North Korea conducted its first nuclear test in 2006. While the yield of that first test was estimated to be less than one kiloton, the DPRK has made significant advancements over the last ten years. Last week’s test was the fifth and is believed to have measured 30 kilotons, twice the size of the bomb dropped on Hiroshima.
While the scope of Pyongyang’s nuclear activities is impossible to know for sure, a new assessment by weapons experts estimates that, in addition to the North’s existing plutonium stockpile, increased uranium production could give the DPRK as many as 20 nuclear bombs by the end of the year.
According to the report, posted to 38 North, experts believe that the increased production, coupled with the North’s bountiful uranium deposits, has likely given the country roughly 150 kilograms (330 pounds) of weapons-grade uranium per year, enough to make seven nuclear weapons.
The experts also predict that North Korea has the ability to mount these nuclear devices to missiles.
"With the two successful nuclear tests this year, we must assume that the DPRK has designed and demonstrated nuclear warheads that can be mounted on some of its short-range and perhaps medium-range missiles," reads the report, written by Siegfried S. Hecker.
"Its ability to field an ICBM fitted with a nuclear warhead capable of reaching the United States is still a long way off – perhaps 5 to 10 years, but likely doable if the program is unconstrained."
A recent report from the private intelligence firm Soufan Group estimates that Pyongyang could have a nuclear-armed ballistic missile in the next four years.
"There is no public verification for North Korea’s claim to have miniaturized a nuclear warhead for a ballistic missile, but estimates indicate it likely will be by 2020."
North Korea’s latest nuclear test has earned harsh criticism from the global community. Already facing heavy sanctions for a similar test in January, as well as several ballistic missile tests, US officials have threatened to implement additional penalties on the isolated nation.
In a sign of solidarity with South Korea, the Pentagon launched a pair of nuclear-capable B-1B Lancer bombers out of Osan Air Base on Tuesday. North Korean officials dismissed the show of force.
"They are bluffing that B-1Bs are enough for fighting an all-out nuclear war," said a statement from north Korea’s state-run Korean Central News Agency.
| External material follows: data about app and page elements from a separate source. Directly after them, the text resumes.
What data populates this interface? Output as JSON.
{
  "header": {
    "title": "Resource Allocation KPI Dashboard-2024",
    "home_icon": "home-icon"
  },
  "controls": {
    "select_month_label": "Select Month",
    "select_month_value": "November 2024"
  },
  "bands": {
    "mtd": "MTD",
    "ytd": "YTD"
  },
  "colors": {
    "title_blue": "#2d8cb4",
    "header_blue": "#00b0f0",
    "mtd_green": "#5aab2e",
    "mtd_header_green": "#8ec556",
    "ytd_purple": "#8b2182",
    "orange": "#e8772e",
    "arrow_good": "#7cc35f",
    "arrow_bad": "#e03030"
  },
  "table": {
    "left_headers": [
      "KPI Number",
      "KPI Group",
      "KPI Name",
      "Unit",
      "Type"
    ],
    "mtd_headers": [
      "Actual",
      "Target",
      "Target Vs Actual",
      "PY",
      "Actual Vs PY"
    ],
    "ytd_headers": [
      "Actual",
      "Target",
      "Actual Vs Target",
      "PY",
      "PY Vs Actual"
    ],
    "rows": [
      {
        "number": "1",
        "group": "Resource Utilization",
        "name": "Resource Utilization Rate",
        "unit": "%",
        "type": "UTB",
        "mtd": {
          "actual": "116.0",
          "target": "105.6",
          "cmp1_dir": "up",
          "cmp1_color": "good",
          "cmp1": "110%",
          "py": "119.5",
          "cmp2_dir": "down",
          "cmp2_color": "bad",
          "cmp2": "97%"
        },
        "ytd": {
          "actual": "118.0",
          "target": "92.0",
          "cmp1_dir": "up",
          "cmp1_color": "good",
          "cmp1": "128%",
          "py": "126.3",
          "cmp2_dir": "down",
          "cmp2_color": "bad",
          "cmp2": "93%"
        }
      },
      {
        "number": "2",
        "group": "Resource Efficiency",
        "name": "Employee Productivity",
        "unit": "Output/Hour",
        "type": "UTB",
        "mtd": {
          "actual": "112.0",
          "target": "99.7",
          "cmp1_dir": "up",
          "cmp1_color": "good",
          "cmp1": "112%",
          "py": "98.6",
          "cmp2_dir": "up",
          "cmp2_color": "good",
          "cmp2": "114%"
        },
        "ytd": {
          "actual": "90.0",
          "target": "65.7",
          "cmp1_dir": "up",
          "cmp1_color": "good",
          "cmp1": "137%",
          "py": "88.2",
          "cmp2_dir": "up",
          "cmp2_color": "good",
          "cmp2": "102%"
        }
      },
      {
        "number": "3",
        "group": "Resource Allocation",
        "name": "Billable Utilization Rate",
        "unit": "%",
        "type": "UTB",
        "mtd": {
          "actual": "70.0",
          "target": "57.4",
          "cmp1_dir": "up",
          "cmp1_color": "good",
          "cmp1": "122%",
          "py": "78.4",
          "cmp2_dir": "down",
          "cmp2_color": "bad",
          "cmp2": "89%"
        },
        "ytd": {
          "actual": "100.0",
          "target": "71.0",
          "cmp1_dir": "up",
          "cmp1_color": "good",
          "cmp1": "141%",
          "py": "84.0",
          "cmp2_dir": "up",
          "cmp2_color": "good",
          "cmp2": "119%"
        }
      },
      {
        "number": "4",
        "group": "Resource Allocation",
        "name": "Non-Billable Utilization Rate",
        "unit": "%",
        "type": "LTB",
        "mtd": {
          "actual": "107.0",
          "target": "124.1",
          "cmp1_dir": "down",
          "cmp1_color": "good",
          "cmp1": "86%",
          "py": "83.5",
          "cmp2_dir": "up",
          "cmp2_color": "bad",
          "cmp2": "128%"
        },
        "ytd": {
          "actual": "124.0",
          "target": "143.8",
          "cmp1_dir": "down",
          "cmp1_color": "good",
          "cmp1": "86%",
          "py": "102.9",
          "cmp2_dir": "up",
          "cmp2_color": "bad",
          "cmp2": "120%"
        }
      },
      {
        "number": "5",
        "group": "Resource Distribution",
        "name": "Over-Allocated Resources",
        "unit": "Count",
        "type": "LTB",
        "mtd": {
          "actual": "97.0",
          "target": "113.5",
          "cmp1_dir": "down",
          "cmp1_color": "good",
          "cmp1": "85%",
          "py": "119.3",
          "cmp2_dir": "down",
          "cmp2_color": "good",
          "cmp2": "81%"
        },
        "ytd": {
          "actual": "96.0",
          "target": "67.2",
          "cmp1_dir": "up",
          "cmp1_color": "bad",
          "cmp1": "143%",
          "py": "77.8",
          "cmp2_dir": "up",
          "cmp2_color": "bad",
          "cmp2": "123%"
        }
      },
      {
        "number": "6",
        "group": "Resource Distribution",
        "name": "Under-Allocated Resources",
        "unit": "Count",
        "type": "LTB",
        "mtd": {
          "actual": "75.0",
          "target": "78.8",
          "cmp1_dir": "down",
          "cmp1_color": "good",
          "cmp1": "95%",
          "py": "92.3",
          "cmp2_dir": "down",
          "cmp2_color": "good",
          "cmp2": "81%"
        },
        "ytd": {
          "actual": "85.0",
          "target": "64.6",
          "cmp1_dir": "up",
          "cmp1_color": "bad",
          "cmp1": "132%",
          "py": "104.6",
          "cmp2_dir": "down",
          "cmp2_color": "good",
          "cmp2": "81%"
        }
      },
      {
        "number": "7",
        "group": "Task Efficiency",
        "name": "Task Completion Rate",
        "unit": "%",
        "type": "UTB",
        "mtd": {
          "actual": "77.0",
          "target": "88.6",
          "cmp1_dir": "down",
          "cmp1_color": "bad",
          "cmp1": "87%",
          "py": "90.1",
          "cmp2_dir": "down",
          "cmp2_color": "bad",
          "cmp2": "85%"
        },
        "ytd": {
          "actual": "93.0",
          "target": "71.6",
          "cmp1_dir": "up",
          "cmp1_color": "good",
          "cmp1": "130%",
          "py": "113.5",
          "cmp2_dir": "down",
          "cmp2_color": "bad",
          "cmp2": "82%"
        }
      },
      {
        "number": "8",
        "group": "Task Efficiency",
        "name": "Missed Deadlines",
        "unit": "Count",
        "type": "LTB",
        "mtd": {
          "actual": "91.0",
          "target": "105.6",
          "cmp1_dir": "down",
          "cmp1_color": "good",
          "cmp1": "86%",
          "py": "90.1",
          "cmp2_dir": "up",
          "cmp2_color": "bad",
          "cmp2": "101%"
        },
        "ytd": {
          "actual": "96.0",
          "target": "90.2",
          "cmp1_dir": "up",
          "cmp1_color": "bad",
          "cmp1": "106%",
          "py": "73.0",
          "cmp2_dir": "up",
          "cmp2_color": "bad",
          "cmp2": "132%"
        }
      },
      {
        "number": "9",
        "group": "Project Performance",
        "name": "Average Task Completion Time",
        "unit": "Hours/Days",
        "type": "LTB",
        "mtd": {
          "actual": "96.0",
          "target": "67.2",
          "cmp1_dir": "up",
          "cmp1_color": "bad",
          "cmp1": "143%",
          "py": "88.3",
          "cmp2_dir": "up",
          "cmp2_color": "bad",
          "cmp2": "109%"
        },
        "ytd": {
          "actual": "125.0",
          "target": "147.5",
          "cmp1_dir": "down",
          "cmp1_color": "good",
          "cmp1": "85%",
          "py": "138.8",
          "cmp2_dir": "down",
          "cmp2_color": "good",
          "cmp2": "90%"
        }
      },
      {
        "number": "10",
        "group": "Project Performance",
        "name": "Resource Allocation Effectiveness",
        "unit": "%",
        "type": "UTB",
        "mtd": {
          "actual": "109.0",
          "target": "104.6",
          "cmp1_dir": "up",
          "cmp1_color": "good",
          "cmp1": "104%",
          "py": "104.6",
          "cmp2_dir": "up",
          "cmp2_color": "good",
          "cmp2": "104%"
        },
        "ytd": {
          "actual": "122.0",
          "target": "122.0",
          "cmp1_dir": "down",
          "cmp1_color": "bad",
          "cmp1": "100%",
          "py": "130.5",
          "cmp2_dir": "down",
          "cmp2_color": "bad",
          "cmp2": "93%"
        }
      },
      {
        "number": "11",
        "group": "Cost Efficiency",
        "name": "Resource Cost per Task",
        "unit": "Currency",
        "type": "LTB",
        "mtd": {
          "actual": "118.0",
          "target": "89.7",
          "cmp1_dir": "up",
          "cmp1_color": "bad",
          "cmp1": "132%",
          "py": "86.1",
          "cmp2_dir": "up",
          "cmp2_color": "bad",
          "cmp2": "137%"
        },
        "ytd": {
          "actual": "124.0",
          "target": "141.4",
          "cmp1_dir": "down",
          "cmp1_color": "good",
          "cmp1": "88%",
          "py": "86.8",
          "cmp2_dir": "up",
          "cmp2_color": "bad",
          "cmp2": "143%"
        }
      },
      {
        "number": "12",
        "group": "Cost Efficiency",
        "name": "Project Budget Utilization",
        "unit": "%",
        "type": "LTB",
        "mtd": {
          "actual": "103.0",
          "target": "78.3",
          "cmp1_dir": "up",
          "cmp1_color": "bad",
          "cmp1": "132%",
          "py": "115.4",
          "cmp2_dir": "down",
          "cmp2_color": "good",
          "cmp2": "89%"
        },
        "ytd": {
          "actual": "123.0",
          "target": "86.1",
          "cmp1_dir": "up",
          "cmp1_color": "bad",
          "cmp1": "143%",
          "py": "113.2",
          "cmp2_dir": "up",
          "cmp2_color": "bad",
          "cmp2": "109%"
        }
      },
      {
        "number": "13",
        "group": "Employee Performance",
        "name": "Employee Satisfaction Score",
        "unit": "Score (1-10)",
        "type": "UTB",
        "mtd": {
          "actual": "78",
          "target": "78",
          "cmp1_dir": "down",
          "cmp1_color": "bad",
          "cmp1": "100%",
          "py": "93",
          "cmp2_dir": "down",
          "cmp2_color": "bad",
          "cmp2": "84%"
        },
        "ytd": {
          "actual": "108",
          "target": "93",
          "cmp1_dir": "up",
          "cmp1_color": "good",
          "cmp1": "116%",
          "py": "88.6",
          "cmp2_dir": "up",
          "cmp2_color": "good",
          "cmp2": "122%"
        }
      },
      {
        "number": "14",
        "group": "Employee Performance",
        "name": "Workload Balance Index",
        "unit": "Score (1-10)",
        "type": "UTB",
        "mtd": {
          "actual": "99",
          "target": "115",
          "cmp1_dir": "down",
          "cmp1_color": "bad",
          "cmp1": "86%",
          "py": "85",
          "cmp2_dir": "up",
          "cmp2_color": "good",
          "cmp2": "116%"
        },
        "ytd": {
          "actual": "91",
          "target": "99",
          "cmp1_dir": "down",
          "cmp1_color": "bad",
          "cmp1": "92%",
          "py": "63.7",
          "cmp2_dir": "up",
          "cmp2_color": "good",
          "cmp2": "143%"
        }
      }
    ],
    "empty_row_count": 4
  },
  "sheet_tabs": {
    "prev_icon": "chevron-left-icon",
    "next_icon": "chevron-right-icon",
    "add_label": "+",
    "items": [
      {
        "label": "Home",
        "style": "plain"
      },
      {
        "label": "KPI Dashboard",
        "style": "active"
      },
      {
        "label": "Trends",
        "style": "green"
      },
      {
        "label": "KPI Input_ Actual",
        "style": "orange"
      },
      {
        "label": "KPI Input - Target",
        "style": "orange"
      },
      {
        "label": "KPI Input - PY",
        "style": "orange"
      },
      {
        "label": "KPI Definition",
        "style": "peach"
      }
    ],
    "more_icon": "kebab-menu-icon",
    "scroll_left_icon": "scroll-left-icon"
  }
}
"The US imperialists keep letting their nuclear strategic bombers fly over South Korea in a bid to seek an opportunity of mounting a preemptive nuclear attack."